In October, Dever's newest film, Laggies, will be released, and early reviews are already hailing the dramedy as a must-see. Directed by Lynn Shelton (Your Sister's Sister), Laggies stars Keira Knightley as a woman having something of a quarter-life crisis; freaked out by a proposal, she flees her life and takes refuge with a group of teenage girls, led by Chloe Grace Moretz. Dever plays Misty, Moretz's character's best friend, and her performance as a jaded, sarcastic teen has been called " utterly perfect" by one critic, with plenty more likely to follow.
She's a TV Veteran

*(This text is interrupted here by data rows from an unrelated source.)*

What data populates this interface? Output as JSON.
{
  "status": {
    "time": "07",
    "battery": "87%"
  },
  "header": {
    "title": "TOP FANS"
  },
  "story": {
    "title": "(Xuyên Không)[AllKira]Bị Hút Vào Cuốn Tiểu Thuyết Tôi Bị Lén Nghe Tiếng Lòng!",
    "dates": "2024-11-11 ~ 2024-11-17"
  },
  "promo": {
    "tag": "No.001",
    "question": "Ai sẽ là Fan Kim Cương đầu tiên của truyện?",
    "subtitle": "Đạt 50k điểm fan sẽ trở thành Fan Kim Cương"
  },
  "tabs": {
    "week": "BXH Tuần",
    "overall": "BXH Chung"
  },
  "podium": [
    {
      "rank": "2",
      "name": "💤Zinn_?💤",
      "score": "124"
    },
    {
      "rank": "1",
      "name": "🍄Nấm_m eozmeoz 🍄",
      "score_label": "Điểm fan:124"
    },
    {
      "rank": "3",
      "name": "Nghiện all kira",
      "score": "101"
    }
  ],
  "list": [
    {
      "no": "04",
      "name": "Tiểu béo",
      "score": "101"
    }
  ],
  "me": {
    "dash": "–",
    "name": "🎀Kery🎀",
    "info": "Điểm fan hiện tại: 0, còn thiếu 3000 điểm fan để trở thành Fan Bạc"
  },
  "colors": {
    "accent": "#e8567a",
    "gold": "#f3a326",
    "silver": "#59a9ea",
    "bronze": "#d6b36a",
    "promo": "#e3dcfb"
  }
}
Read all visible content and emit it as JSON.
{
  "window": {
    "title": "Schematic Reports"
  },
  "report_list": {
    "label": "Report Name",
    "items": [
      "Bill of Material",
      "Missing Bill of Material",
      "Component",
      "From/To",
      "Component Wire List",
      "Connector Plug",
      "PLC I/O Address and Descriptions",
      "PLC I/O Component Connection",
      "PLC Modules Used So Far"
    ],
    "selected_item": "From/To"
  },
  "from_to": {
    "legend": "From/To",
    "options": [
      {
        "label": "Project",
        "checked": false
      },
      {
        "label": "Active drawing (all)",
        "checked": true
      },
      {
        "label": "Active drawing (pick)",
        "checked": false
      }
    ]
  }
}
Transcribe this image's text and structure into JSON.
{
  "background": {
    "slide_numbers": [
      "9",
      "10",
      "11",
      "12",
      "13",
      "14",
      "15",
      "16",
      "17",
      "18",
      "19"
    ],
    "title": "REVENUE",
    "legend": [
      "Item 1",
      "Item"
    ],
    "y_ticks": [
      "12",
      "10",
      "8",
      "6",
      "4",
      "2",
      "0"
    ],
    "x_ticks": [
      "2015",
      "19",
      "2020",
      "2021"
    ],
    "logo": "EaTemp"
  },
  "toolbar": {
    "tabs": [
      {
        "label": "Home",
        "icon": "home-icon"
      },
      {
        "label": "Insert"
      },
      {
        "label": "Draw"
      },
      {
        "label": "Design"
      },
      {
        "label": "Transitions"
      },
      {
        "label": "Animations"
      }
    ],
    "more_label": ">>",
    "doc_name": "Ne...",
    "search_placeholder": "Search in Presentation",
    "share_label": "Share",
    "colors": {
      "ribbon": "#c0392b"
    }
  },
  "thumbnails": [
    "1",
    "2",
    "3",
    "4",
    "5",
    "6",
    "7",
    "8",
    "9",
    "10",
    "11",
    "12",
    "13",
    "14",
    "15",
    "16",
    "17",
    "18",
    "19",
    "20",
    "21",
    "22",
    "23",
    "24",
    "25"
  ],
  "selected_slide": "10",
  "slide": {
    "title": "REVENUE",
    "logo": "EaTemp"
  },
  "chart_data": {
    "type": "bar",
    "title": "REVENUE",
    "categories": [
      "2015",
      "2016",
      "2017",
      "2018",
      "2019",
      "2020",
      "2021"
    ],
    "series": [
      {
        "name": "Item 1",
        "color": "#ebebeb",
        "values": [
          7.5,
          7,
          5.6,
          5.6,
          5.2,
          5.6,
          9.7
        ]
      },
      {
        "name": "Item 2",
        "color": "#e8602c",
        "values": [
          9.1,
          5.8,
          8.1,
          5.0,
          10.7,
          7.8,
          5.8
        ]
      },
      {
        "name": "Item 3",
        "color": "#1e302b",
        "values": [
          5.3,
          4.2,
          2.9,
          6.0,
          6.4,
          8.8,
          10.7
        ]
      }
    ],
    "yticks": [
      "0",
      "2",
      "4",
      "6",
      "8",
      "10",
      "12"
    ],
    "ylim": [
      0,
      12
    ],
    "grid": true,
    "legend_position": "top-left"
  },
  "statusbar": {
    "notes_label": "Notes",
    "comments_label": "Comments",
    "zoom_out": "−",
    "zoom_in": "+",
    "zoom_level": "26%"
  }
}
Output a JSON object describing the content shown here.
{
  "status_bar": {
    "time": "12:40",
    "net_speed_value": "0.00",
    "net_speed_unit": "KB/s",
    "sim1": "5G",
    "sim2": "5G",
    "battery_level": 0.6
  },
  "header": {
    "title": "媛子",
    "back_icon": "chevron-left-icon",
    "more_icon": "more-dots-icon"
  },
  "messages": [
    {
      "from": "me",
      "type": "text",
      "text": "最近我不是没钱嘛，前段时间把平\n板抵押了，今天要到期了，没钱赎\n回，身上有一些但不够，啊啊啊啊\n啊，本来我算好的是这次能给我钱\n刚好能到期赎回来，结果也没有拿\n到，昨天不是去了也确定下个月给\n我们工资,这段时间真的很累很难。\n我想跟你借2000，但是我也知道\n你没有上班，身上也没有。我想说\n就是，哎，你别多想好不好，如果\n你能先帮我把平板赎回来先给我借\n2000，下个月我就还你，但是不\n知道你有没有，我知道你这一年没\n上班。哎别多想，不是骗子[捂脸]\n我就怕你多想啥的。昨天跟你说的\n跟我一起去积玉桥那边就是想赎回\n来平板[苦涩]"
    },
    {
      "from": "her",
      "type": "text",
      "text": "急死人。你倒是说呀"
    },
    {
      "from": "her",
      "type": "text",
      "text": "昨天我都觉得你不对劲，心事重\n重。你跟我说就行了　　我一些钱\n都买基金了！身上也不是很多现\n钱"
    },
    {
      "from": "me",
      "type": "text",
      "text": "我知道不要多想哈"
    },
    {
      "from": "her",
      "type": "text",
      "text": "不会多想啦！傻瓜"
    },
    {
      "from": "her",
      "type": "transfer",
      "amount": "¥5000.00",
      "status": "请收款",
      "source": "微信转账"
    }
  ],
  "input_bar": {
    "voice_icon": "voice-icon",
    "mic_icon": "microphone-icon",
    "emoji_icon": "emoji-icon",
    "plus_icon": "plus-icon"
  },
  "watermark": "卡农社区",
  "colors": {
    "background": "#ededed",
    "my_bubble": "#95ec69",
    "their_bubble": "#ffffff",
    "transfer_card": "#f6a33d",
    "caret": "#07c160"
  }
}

In addition to a major role on ABC's Last Man Standing (see below), Dever's TV resume is already a mile-long. She's had memorable guest spots on shows like Modern Family, Private Practice, and Curb Your Enthusiasm (remember the tampon incident?), but drama fans will recognize her as Loretta on Justified (above), a part she's played on-and-off for three years. Her role as a lonely teen set on avenging the death of her father has earned her much praise, with critics calling her "marvelous" and praising her "command and a richness of emotion well beyond her years."
She's Just Like Shailene Woodley
And not just because she played the TFIOS star's best friend in The Spectacular Now . Like Woodley was just a few short years ago with The Secret Life of the American Teenager, Dever spends much of her time stuck on a TV series, Last Man Standing, not fitting of her talents. The Tim Allen-led sitcom may have its moments, but for an actress of Dever's abilities, starring in a bland, cliched show season after season, when she could be pursuing greater opportunities, is the last thing she needs. Hopefully, Standing won't go on for too much longer, and Dever, like Woodley, will soon get the chance to spring from the sitcom onto bigger and better roles.
Images: Paramount; Cinedigm; A24; FX; ABC